The question is, what causes the increased production of sebum and why does this eventually lead to acne? Several factors may be involved.


Numerous studies have shown that androgens are a major factor in the production of acne. Most androgens are produced by the gonads and adrenal glands, but some are also produced locally within the sebaceous glands from the adrenal precursor hormone called DHEA.

Though the cellular or molecular mechanism by which androgens stimulate sebum production is not fully understood it is well known that major androgens, like testosterone, interact with the sebaceous glands through androgen receptors. These androgen receptors are located on cells of the basal layer of the sebaceous glands and the outer root sheath keratinocytes of the hair follicle.

The important role of androgens in stimulating sebum production is shown by the following five pieces of clinical evidence:

  • The development of early acne in the prepubertal period occurs with higher serum levels of DHEAS, a precursor of testosterone.
  • Androgen-insensitive subjects lacking functional androgen receptors do not produce sebum and do not develop acne.
  • Androgen producing tumors of the ovary or adrenal glands are often associated with acne.
  • Systemic administration of testosterone and DHEAS increases the size and secretion of sebaceous glands.
  • Severe acne is often associated with higher serum androgen levels.

It is therefore clear that hormones are involved in acne development.

Stress induced acne

In women, onset of acne coincides with menarche but its prevalence varies widely.
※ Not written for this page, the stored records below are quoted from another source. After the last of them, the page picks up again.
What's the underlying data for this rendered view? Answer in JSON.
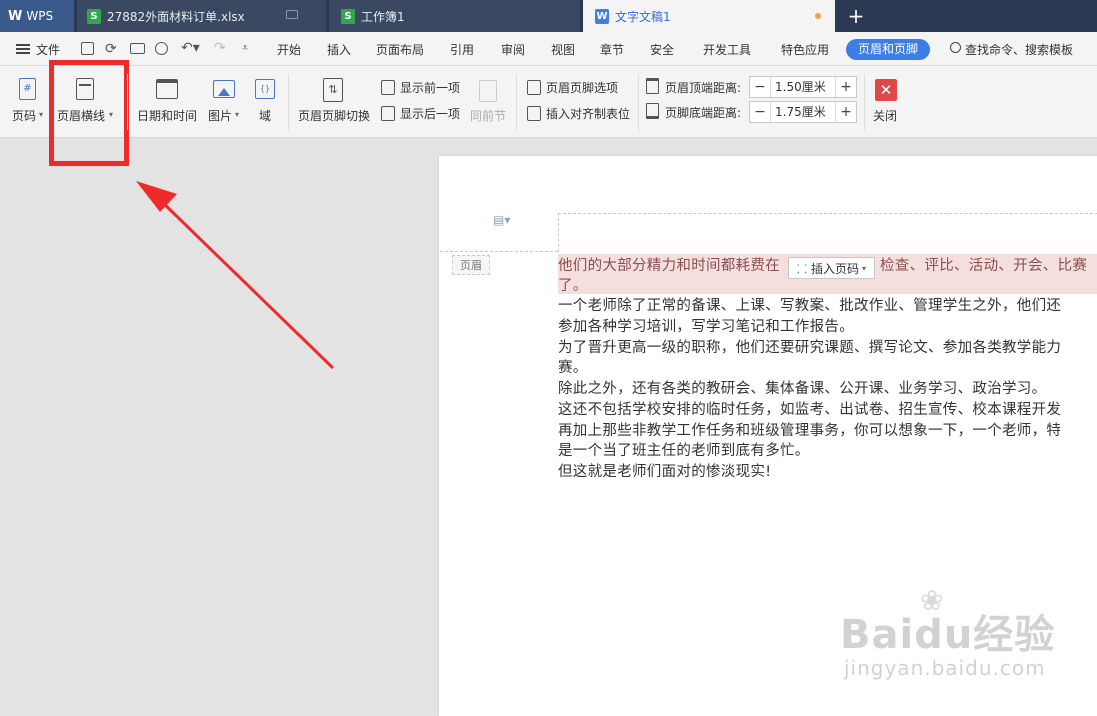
{
  "titlebar": {
    "app": "WPS",
    "tabs": [
      {
        "label": "27882外面材料订单.xlsx"
      },
      {
        "label": "工作簿1"
      },
      {
        "label": "文字文稿1"
      }
    ],
    "new_tab": "+"
  },
  "menubar": {
    "file": "文件",
    "items": [
      "开始",
      "插入",
      "页面布局",
      "引用",
      "审阅",
      "视图",
      "章节",
      "安全",
      "开发工具",
      "特色应用",
      "页眉和页脚"
    ],
    "search": "查找命令、搜索模板"
  },
  "ribbon": {
    "page_number": "页码",
    "header_line": "页眉横线",
    "datetime": "日期和时间",
    "picture": "图片",
    "field": "域",
    "switch": "页眉页脚切换",
    "show_prev": "显示前一项",
    "show_next": "显示后一项",
    "same_as_prev": "同前节",
    "hf_options": "页眉页脚选项",
    "insert_tab": "插入对齐制表位",
    "header_top_label": "页眉顶端距离:",
    "header_top_value": "1.50厘米",
    "footer_bottom_label": "页脚底端距离:",
    "footer_bottom_value": "1.75厘米",
    "close": "关闭"
  },
  "document": {
    "header_tag": "页眉",
    "insert_page_number": "插入页码",
    "lines": [
      "他们的大部分精力和时间都耗费在",
      "检查、评比、活动、开会、比赛",
      "了。",
      "一个老师除了正常的备课、上课、写教案、批改作业、管理学生之外，他们还",
      "参加各种学习培训，写学习笔记和工作报告。",
      "为了晋升更高一级的职称，他们还要研究课题、撰写论文、参加各类教学能力",
      "赛。",
      "除此之外，还有各类的教研会、集体备课、公开课、业务学习、政治学习。",
      "这还不包括学校安排的临时任务，如监考、出试卷、招生宣传、校本课程开发",
      "再加上那些非教学工作任务和班级管理事务，你可以想象一下，一个老师，特",
      "是一个当了班主任的老师到底有多忙。",
      "但这就是老师们面对的惨淡现实!"
    ]
  },
  "watermark": {
    "brand": "Baidu经验",
    "url": "jingyan.baidu.com"
  },
  "colors": {
    "titlebar": "#2b3a52",
    "accent": "#2e6ed8",
    "highlight_box": "#ee2b2b",
    "close_button": "#e04848"
  }
}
An interesting development has been the identification of low grade persistent acne in women over 25 years of age, some in their forties. This is believed to be due to stress induced secretion of adrenal androgens. Emotional stress has been anecdotally linked to acne though an objective assessment has been lacking until recently. The latest studies on stress induced acne do show a statistical correlation.
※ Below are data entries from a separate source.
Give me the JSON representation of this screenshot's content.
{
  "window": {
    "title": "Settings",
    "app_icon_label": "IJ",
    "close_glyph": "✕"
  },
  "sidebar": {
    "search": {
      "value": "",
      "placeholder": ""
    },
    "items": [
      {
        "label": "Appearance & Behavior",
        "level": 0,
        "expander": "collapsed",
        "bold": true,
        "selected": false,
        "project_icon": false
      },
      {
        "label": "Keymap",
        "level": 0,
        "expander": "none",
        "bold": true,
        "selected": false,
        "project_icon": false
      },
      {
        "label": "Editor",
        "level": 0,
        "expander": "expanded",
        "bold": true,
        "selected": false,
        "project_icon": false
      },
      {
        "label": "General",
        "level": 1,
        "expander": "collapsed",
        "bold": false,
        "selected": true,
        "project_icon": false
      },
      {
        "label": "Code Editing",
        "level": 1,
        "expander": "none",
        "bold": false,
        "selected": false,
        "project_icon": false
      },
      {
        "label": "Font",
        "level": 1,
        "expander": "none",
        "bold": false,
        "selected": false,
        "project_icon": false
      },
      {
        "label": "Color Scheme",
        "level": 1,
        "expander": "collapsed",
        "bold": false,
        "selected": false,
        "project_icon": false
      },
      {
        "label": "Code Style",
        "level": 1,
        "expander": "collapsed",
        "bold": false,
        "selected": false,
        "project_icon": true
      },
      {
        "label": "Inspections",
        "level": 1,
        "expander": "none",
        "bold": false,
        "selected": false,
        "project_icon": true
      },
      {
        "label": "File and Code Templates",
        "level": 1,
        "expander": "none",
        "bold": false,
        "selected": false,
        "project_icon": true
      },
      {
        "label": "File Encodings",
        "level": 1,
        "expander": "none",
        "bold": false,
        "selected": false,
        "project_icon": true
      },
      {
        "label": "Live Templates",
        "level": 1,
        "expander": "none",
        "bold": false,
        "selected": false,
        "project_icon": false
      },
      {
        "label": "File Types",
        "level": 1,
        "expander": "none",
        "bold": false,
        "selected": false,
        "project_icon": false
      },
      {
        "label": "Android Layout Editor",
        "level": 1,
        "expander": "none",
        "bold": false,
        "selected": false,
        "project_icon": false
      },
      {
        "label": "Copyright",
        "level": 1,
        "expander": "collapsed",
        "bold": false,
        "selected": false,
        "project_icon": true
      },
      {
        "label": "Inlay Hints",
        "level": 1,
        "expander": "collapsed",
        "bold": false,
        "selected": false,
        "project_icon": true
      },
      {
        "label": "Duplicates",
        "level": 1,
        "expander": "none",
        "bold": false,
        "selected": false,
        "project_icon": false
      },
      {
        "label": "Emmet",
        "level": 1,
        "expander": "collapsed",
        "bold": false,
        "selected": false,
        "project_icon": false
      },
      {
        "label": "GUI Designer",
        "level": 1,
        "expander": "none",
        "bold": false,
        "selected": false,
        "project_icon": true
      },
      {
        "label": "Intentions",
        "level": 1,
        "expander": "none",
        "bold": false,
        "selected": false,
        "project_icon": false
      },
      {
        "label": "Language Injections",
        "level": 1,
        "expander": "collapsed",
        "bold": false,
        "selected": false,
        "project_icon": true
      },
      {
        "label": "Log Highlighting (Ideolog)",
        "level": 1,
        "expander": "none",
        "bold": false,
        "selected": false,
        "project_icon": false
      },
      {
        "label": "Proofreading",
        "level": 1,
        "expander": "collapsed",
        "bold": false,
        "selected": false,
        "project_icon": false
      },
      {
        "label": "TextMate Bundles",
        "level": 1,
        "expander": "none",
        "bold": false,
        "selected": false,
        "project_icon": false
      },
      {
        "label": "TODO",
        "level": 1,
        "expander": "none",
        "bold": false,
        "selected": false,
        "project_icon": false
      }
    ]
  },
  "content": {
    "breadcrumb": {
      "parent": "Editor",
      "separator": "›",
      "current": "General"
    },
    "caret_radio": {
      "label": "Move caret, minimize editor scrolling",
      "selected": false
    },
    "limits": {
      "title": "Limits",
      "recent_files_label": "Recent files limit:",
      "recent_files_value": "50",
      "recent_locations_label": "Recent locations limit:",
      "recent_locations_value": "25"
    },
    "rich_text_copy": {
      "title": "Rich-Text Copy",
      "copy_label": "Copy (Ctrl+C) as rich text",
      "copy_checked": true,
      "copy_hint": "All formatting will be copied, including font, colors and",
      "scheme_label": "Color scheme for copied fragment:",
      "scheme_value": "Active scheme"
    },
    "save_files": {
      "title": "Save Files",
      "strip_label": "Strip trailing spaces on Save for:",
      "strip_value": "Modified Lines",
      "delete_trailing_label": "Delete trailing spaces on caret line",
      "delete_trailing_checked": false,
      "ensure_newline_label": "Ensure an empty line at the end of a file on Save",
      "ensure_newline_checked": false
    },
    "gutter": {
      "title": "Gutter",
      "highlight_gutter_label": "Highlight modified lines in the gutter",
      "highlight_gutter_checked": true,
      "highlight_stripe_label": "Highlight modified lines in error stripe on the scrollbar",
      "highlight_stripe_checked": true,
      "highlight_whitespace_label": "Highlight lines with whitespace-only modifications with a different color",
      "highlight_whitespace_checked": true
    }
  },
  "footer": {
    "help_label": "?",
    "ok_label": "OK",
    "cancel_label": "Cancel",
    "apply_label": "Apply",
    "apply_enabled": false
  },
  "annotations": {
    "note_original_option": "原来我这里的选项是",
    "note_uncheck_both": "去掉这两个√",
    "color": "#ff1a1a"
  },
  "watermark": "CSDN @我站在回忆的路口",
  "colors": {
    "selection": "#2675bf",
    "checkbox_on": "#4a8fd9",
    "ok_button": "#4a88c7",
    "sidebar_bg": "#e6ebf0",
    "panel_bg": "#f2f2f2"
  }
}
Growth hormones in acne

Growth hormone is produced by the pituitary glands and acts on the liver and peripheral tissues to stimulate the production of insulin growth factor (IGF) also known as somatomedians. IGF comes in two forms, the more prevalent IGF-1 and also IGF-2. IGF is a known promoter of keratinocyte activity. IGF-1 can promote increased sebaceous gland oil production. Because of this property, growth hormone may be involved in acne development. Acne is most widespread during adolescence when growth hormone secretion and IGF-1 serum levels are at their highest. Also, IGF-1 molecules can be produced locally within the skin where they can interact with the IGF receptors on the sebaceous glands to increase sebum production. Consequently, the growth that occurs in teens may contribute to the development of acne

Diet as a cause of acne

Diet as a cause of acne has traditionally been dismissed as myth. However, the near absence of acne in non-westernized cultures and the presence of acne in western or westernized cultures suggests that diet and the environment could be causes. One study suggests that the high glycemic diets of the West could cause acne by producing hyperinsulinemic states.

Genetic factors

Another factor, facial oiliness or seborrhea, is believed to be a pre-condition for acne. The degree of oiliness that an individual experiences may be partly due to their genetic make up. It seems likely that some genes code for a higher level of sebaceous gland activity and oil production. Genes may also play a role in the nature of the sebum that is produced. Some genes code for higher levels of cholesterol production. Cholesterol is a relatively sticky molecule. When there is more cholesterol produced by the sebaceous glands, the oils and dead cells from the hair follicle canal are more likely to stick together and form the nucleus of a sebum plug.

Seborrhea most commonly occurs on the face, but with the exception of isotretinoin, no other drug is able to inhibit sebum production.